== Task ==
Retype the listing exactly; omit pictures.
####
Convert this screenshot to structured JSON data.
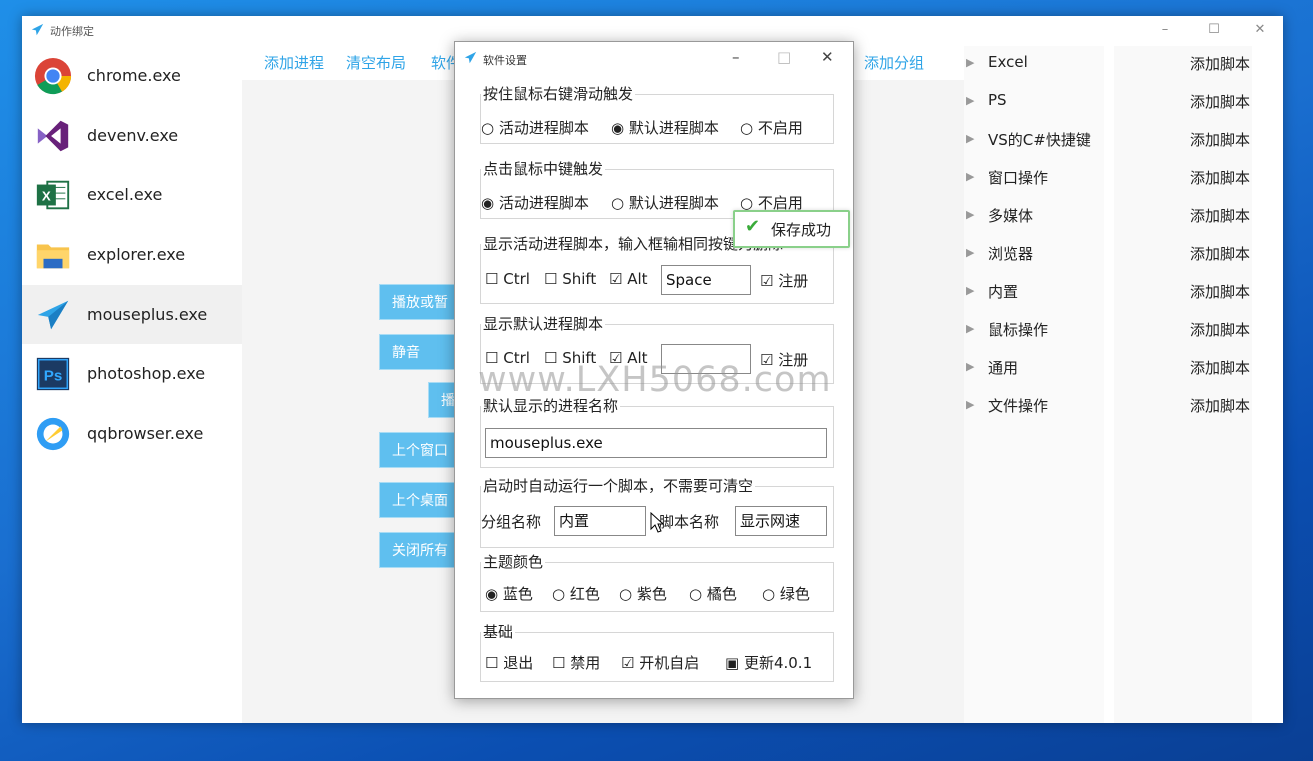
{
  "main": {
    "title": "动作绑定",
    "controls": {
      "min": "–",
      "max": "☐",
      "close": "✕"
    }
  },
  "processes": [
    {
      "name": "chrome.exe",
      "icon": "chrome-icon"
    },
    {
      "name": "devenv.exe",
      "icon": "visual-studio-icon"
    },
    {
      "name": "excel.exe",
      "icon": "excel-icon"
    },
    {
      "name": "explorer.exe",
      "icon": "folder-icon"
    },
    {
      "name": "mouseplus.exe",
      "icon": "paper-plane-icon"
    },
    {
      "name": "photoshop.exe",
      "icon": "photoshop-icon"
    },
    {
      "name": "qqbrowser.exe",
      "icon": "qqbrowser-icon"
    }
  ],
  "toolbar": {
    "add_process": "添加进程",
    "clear_layout": "清空布局",
    "software": "软件",
    "add_group": "添加分组"
  },
  "canvas_buttons": [
    "播放或暂",
    "静音",
    "播",
    "上个窗口",
    "上个桌面",
    "关闭所有"
  ],
  "groups": [
    "Excel",
    "PS",
    "VS的C#快捷键",
    "窗口操作",
    "多媒体",
    "浏览器",
    "内置",
    "鼠标操作",
    "通用",
    "文件操作"
  ],
  "add_script_label": "添加脚本",
  "dialog": {
    "title": "软件设置",
    "controls": {
      "min": "–",
      "max": "□",
      "close": "✕"
    },
    "right_drag": {
      "legend": "按住鼠标右键滑动触发",
      "options": [
        "○ 活动进程脚本",
        "◉ 默认进程脚本",
        "○ 不启用"
      ]
    },
    "middle_click": {
      "legend": "点击鼠标中键触发",
      "options": [
        "◉ 活动进程脚本",
        "○ 默认进程脚本",
        "○ 不启用"
      ]
    },
    "show_active": {
      "legend": "显示活动进程脚本，输入框输相同按键为删除",
      "ctrl": "☐ Ctrl",
      "shift": "☐ Shift",
      "alt": "☑ Alt",
      "key": "Space",
      "register": "☑ 注册"
    },
    "show_default": {
      "legend": "显示默认进程脚本",
      "ctrl": "☐ Ctrl",
      "shift": "☐ Shift",
      "alt": "☑ Alt",
      "key": "",
      "register": "☑ 注册"
    },
    "default_name": {
      "legend": "默认显示的进程名称",
      "value": "mouseplus.exe"
    },
    "autorun": {
      "legend": "启动时自动运行一个脚本，不需要可清空",
      "group_label": "分组名称",
      "group_value": "内置",
      "script_label": "脚本名称",
      "script_value": "显示网速"
    },
    "theme": {
      "legend": "主题颜色",
      "options": [
        "◉ 蓝色",
        "○ 红色",
        "○ 紫色",
        "○ 橘色",
        "○ 绿色"
      ]
    },
    "basic": {
      "legend": "基础",
      "options": [
        "☐ 退出",
        "☐ 禁用",
        "☑ 开机自启",
        "▣ 更新4.0.1"
      ]
    }
  },
  "toast": {
    "text": "保存成功"
  },
  "watermark": "www.LXH5068.com",
  "colors": {
    "accent": "#2fa4e7",
    "button_blue": "#5fbfef",
    "success": "#3aab3a"
  }
}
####
== Completed exercise ==
Convert this screenshot to structured JSON data.
{
  "main": {
    "title": "动作绑定",
    "controls": {
      "min": "–",
      "max": "☐",
      "close": "✕"
    }
  },
  "processes": [
    {
      "name": "chrome.exe",
      "icon": "chrome-icon"
    },
    {
      "name": "devenv.exe",
      "icon": "visual-studio-icon"
    },
    {
      "name": "excel.exe",
      "icon": "excel-icon"
    },
    {
      "name": "explorer.exe",
      "icon": "folder-icon"
    },
    {
      "name": "mouseplus.exe",
      "icon": "paper-plane-icon"
    },
    {
      "name": "photoshop.exe",
      "icon": "photoshop-icon"
    },
    {
      "name": "qqbrowser.exe",
      "icon": "qqbrowser-icon"
    }
  ],
  "toolbar": {
    "add_process": "添加进程",
    "clear_layout": "清空布局",
    "software": "软件",
    "add_group": "添加分组"
  },
  "canvas_buttons": [
    "播放或暂",
    "静音",
    "播",
    "上个窗口",
    "上个桌面",
    "关闭所有"
  ],
  "groups": [
    "Excel",
    "PS",
    "VS的C#快捷键",
    "窗口操作",
    "多媒体",
    "浏览器",
    "内置",
    "鼠标操作",
    "通用",
    "文件操作"
  ],
  "add_script_label": "添加脚本",
  "dialog": {
    "title": "软件设置",
    "controls": {
      "min": "–",
      "max": "□",
      "close": "✕"
    },
    "right_drag": {
      "legend": "按住鼠标右键滑动触发",
      "options": [
        "○ 活动进程脚本",
        "◉ 默认进程脚本",
        "○ 不启用"
      ]
    },
    "middle_click": {
      "legend": "点击鼠标中键触发",
      "options": [
        "◉ 活动进程脚本",
        "○ 默认进程脚本",
        "○ 不启用"
      ]
    },
    "show_active": {
      "legend": "显示活动进程脚本，输入框输相同按键为删除",
      "ctrl": "☐ Ctrl",
      "shift": "☐ Shift",
      "alt": "☑ Alt",
      "key": "Space",
      "register": "☑ 注册"
    },
    "show_default": {
      "legend": "显示默认进程脚本",
      "ctrl": "☐ Ctrl",
      "shift": "☐ Shift",
      "alt": "☑ Alt",
      "key": "",
      "register": "☑ 注册"
    },
    "default_name": {
      "legend": "默认显示的进程名称",
      "value": "mouseplus.exe"
    },
    "autorun": {
      "legend": "启动时自动运行一个脚本，不需要可清空",
      "group_label": "分组名称",
      "group_value": "内置",
      "script_label": "脚本名称",
      "script_value": "显示网速"
    },
    "theme": {
      "legend": "主题颜色",
      "options": [
        "◉ 蓝色",
        "○ 红色",
        "○ 紫色",
        "○ 橘色",
        "○ 绿色"
      ]
    },
    "basic": {
      "legend": "基础",
      "options": [
        "☐ 退出",
        "☐ 禁用",
        "☑ 开机自启",
        "▣ 更新4.0.1"
      ]
    }
  },
  "toast": {
    "text": "保存成功"
  },
  "watermark": "www.LXH5068.com",
  "colors": {
    "accent": "#2fa4e7",
    "button_blue": "#5fbfef",
    "success": "#3aab3a"
  }
}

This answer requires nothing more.